By: Kelly Fantetti, Esq.
For years, Florida Statute Section 627.70132 applied only to windstorm and hurricane claims, and it required that a claim “for loss or damage caused by the peril of windstorm or hurricane is barred unless notice of the claim, supplemental claim, or reopened claim was given to the insurer in accordance with the terms of the policy within 3 years after the hurricane first made landfall or the windstorm caused the covered damage.”
Then, effective July 1, 2021, the Statute was amended to apply to all claims, not just windstorm or hurricane. Furthermore, the timeframe for reporting an initial or reopened claim was reduced to 2 years, while still allowing 3 years for supplemental claims. On this point, the statute provided the following definitions of reopened vs. supplemental claims:
(a) “Reopened claim” means a claim that an insurer has previously closed, but that has been reopened upon an insured’s request for additional costs for loss or damage previously disclosed to the insurer.
(b) “Supplemental claim” means a claim for additional loss or damage from the same peril which the insurer has previously adjusted or for which costs have been incurred while completing repairs or replacement pursuant to an open claim for which timely notice was previously provided to the insurer.
However, on December 16, 2022, the Statute was amended yet again, narrowing the timeframe for reporting even further. Now, the Statute provides that initial and reopened claims must be reported within 1 year of the date of the loss, and supplemental claims must be reported within 18 months. During the deliberations on this bill, the bill’s sponsor noted his belief that the bill would not be applied retroactively to existing Hurricane Ian damage; however, the final bill did not incorporate any specific legislative intent on that issue. Nevertheless, in a subsequent amendment to the Statute, in which the legislature added a tolling period for servicemembers deployed to combat zones, the legislature included a note regarding its intent that the 1-year notice requirement should not be applied retroactively to existing policies. Specifically, the note reads:

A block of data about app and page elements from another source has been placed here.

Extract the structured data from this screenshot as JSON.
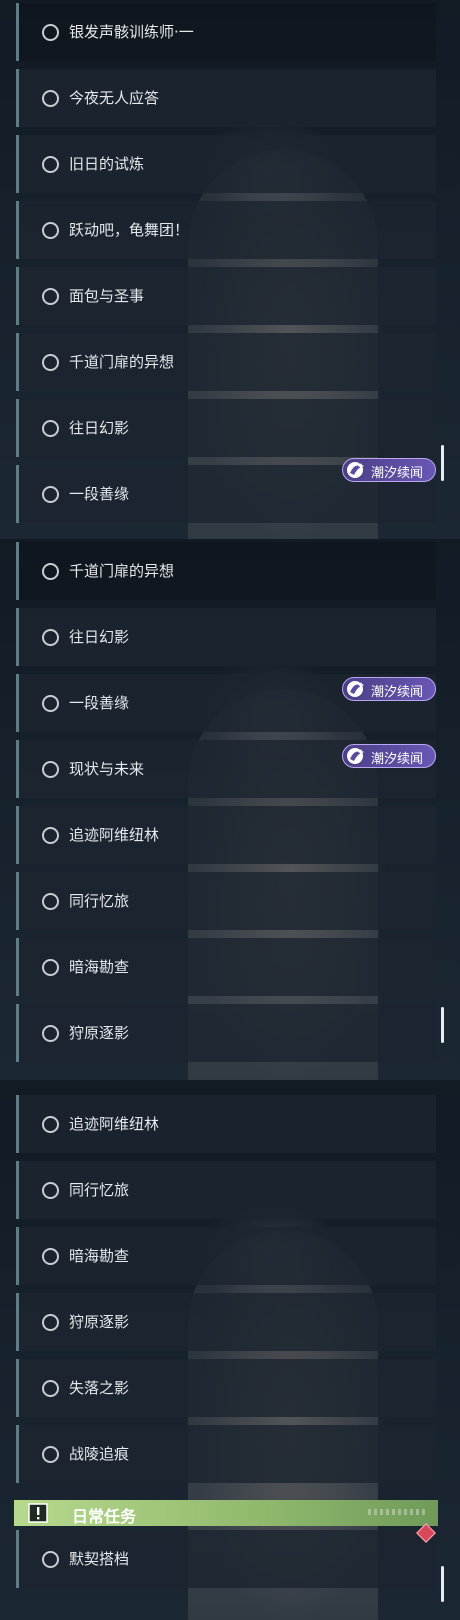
{
  "panels": [
    {
      "rows": [
        {
          "label": "银发声骸训练师·一"
        },
        {
          "label": "今夜无人应答"
        },
        {
          "label": "旧日的试炼"
        },
        {
          "label": "跃动吧，龟舞团！"
        },
        {
          "label": "面包与圣事"
        },
        {
          "label": "千道门扉的异想"
        },
        {
          "label": "往日幻影"
        },
        {
          "label": "一段善缘"
        }
      ],
      "badges": [
        {
          "text": "潮汐续闻"
        }
      ]
    },
    {
      "rows": [
        {
          "label": "千道门扉的异想"
        },
        {
          "label": "往日幻影"
        },
        {
          "label": "一段善缘"
        },
        {
          "label": "现状与未来"
        },
        {
          "label": "追迹阿维纽林"
        },
        {
          "label": "同行忆旅"
        },
        {
          "label": "暗海勘查"
        },
        {
          "label": "狩原逐影"
        }
      ],
      "badges": [
        {
          "text": "潮汐续闻"
        },
        {
          "text": "潮汐续闻"
        }
      ]
    },
    {
      "rows": [
        {
          "label": "追迹阿维纽林"
        },
        {
          "label": "同行忆旅"
        },
        {
          "label": "暗海勘查"
        },
        {
          "label": "狩原逐影"
        },
        {
          "label": "失落之影"
        },
        {
          "label": "战陵追痕"
        }
      ],
      "section": {
        "title": "日常任务",
        "icon": "exclamation-icon"
      },
      "daily_rows": [
        {
          "label": "默契搭档"
        }
      ]
    }
  ],
  "colors": {
    "accent_green": "#a8cf7f",
    "badge_purple": "#5a4aa0",
    "row_bar": "#5f7d86",
    "alert_red": "#d9475b"
  }
}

Note.—Section 23, ch. 2023-172, provides that “[c]hapter 2022-271, Laws of Florida, shall not be construed to impair any right under an insurance contract in effect on or before the effective date of that chapter law. To the extent that chapter 2022-271, Laws of Florida, affects a right under an insurance contract, that chapter law applies to an insurance contract issued or renewed after the applicable effective date provided by the chapter law. This section is intended to clarify existing law and is remedial in nature.”

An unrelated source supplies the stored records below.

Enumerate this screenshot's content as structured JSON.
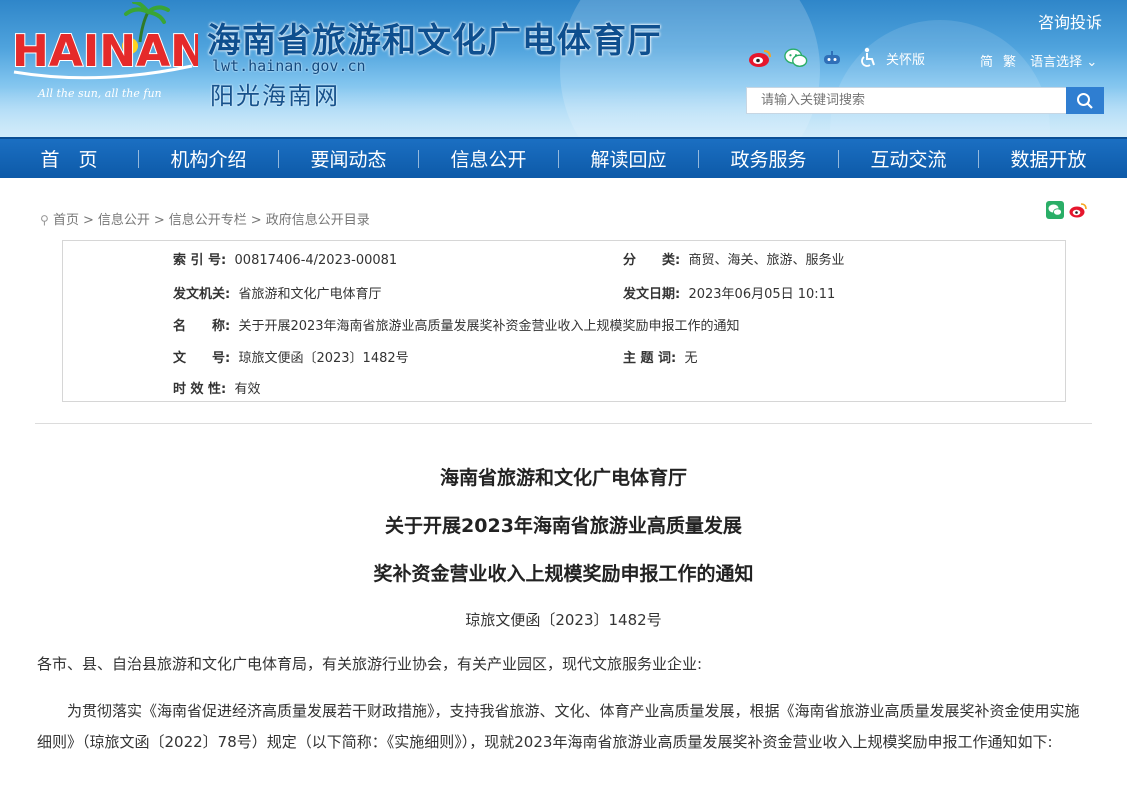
{
  "header": {
    "logo_text": "HAINAN",
    "logo_tagline": "All the sun, all the fun",
    "site_title": "海南省旅游和文化广电体育厅",
    "site_domain": "lwt.hainan.gov.cn",
    "site_slogan": "阳光海南网",
    "consult_link": "咨询投诉",
    "accessibility_label": "关怀版",
    "lang_simplified": "简",
    "lang_traditional": "繁",
    "lang_select": "语言选择",
    "search_placeholder": "请输入关键词搜索"
  },
  "nav": {
    "items": [
      "首　页",
      "机构介绍",
      "要闻动态",
      "信息公开",
      "解读回应",
      "政务服务",
      "互动交流",
      "数据开放"
    ]
  },
  "breadcrumb": {
    "items": [
      "首页",
      "信息公开",
      "信息公开专栏",
      "政府信息公开目录"
    ],
    "separator": ">"
  },
  "meta": {
    "index_label": "索 引 号:",
    "index_value": "00817406-4/2023-00081",
    "category_label": "分　　类:",
    "category_value": "商贸、海关、旅游、服务业",
    "issuer_label": "发文机关:",
    "issuer_value": "省旅游和文化广电体育厅",
    "date_label": "发文日期:",
    "date_value": "2023年06月05日 10:11",
    "name_label": "名　　称:",
    "name_value": "关于开展2023年海南省旅游业高质量发展奖补资金营业收入上规模奖励申报工作的通知",
    "docno_label": "文　　号:",
    "docno_value": "琼旅文便函〔2023〕1482号",
    "keyword_label": "主 题 词:",
    "keyword_value": "无",
    "validity_label": "时 效 性:",
    "validity_value": "有效"
  },
  "article": {
    "title_line1": "海南省旅游和文化广电体育厅",
    "title_line2": "关于开展2023年海南省旅游业高质量发展",
    "title_line3": "奖补资金营业收入上规模奖励申报工作的通知",
    "doc_number": "琼旅文便函〔2023〕1482号",
    "salutation": "各市、县、自治县旅游和文化广电体育局，有关旅游行业协会，有关产业园区，现代文旅服务业企业:",
    "paragraph1": "为贯彻落实《海南省促进经济高质量发展若干财政措施》，支持我省旅游、文化、体育产业高质量发展，根据《海南省旅游业高质量发展奖补资金使用实施细则》（琼旅文函〔2022〕78号）规定（以下简称：《实施细则》），现就2023年海南省旅游业高质量发展奖补资金营业收入上规模奖励申报工作通知如下:"
  },
  "colors": {
    "nav_blue": "#0d5aa8",
    "title_blue": "#0e4f8f",
    "search_button": "#2f7ed1"
  }
}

Accordingly, there should be no argument that the 1-year/18-month notice requirements apply to claims for Hurricane Ian damage, or any claims on policies that were issued or renewed before December 16, 2022. Instead, damages arising out of Hurricane Ian will be governed by the 2/3-year rule.
For claims arising out of Hurricane Idalia, on the other hand, adjusters and policyholders will need to consult the effective date of the policy period. If the policy went into effect before December 16, 2022, then the 2/3-year reporting requirement applies. If the policy went into effect on or after December 16, 2022, then the 1-year/18-month rule will apply.
Finally, it should be noted that these reporting requirements do not affect the Statute of Limitations, which is the time period that the policyholder has to file a lawsuit. Pursuant to Florida Statute Section 95.11, an action for breach of a property insurance contract must be filed within 5 years, running from the date of the loss.